As Sir Dan fights his way through each area, killing enemies will release their souls to fill the spectral chalice. Once an area’s enemies have all been dispatched, the chalice will fill to the brim, and Sir Dan can collect it if he can find it! Successfully collecting the soul chalice, and finding the lingering green, foul-smelling magic stench Zorak has left behind, will earn Sir Dan a trip to the great Heroe’s Hall, to commune with the spirits of Gallowmere’s fallen heroes. These interactions are of prime importance, as these spirits will bestow upon Sir Dan new weapons, gold, and items that many times are necessary to defeat the upcoming levels and bosses. In each level it’s not all tricks though, there are plenty of treats too! Witches, fairies, and other manner of friendly characters can be summoned or released to aid Sir Daniel with cash, health potions, and weapons. Grumpy gargoyles mounted to strange places will serve to give you vague guidance, peppered with a berating dismissal of your skills as a champion, and your past as a hero. You will need to fight harder than you ever have in your afterlife to impress these timeless overseers. Luckily for us, nothing can get under Sir Dan’s skin (get it?)

MediEvil HD Remastered Review
MediEvil HD Remastered Review
The choir vocals, symphony instruments, and cadence of the music blend beautifully with the ghastly world and imagery.

Well-matched with the artistic style of the game, is it’s marvellously eerie soundtrack in the style of Danny Elfman’s cinema classics, composed by Paul Arnold & Andrew Barnabus, a.k.a. “Bob & Barn” with pieces performed by 80 members of the Prague Studio Orchestra, supported by a 32 person choir and recorded in the Czech Republic. The choir vocals, symphony instruments, and cadence of the music blend beautifully with the ghastly world and imagery. Included with the deluxe digital edition of the game is the full original soundtrack, and even though I wouldn’t consider it the first album to listen to in my car, it works perfectly as a playlist for any Halloween party.

Also available for download with the deluxe edition, is “The Art of MediEvil” a digital comic book with sketches, paintings, and renderings of the game’s characters, environments, and assets. I really enjoyed going through this offering, and it gave me more of an appreciation for the amount of time and dedication both Other Ocean and Sony Interactive put into this game. The developer interviews at the end were also appreciated; it is always interesting to hear the thoughts and challenges the development team went through to produce the title.

As if all that weren’t enough, there is a special bonus of the original 1998 MediEvil version, that can be unlocked by completing all of the side missions. After playing the remake, a brief look at the original serves as a stark contrast of just how far the industry has come, and how much work it took to bring it into the new millennium.
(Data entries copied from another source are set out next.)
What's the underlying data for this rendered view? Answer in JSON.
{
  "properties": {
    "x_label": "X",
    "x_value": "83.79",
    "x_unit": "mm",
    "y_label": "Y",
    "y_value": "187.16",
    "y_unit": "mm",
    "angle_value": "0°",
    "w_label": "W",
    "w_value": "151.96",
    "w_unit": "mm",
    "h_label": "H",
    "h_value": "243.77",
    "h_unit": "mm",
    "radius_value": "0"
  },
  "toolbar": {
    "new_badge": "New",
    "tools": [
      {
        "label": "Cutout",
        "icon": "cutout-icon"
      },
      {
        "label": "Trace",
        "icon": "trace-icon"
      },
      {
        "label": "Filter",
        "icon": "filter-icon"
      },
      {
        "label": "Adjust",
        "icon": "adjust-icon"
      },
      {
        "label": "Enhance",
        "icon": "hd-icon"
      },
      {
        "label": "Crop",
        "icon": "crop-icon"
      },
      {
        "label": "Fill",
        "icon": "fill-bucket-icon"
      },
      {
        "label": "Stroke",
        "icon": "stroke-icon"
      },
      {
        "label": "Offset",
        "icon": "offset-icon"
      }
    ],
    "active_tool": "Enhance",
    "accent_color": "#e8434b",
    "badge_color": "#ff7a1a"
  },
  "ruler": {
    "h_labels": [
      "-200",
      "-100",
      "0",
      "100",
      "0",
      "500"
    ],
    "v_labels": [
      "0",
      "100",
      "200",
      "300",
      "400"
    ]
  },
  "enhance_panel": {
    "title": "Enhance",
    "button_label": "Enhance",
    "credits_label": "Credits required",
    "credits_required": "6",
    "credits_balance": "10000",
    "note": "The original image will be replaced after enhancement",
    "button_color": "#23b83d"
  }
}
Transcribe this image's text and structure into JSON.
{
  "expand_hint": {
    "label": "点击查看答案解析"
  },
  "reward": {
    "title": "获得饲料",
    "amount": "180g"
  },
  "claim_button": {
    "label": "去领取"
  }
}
Overall, I think this game is as good a remake as any studio can venture to release, as the constraints of the PS1 had served as the framework, so I think it is only fair to judge it on those merits. This was an enormous undertaking for the team at Other Ocean, and I believe they have not only done justice to the predecessor but took full advantage of the modern technologies available on the PS4, to refine and improve upon it for a whole new generation of gamers to enjoy.

I don’t know about the rest of you, but I will be spending tonight’s celebration of the dead by playing MediEvil!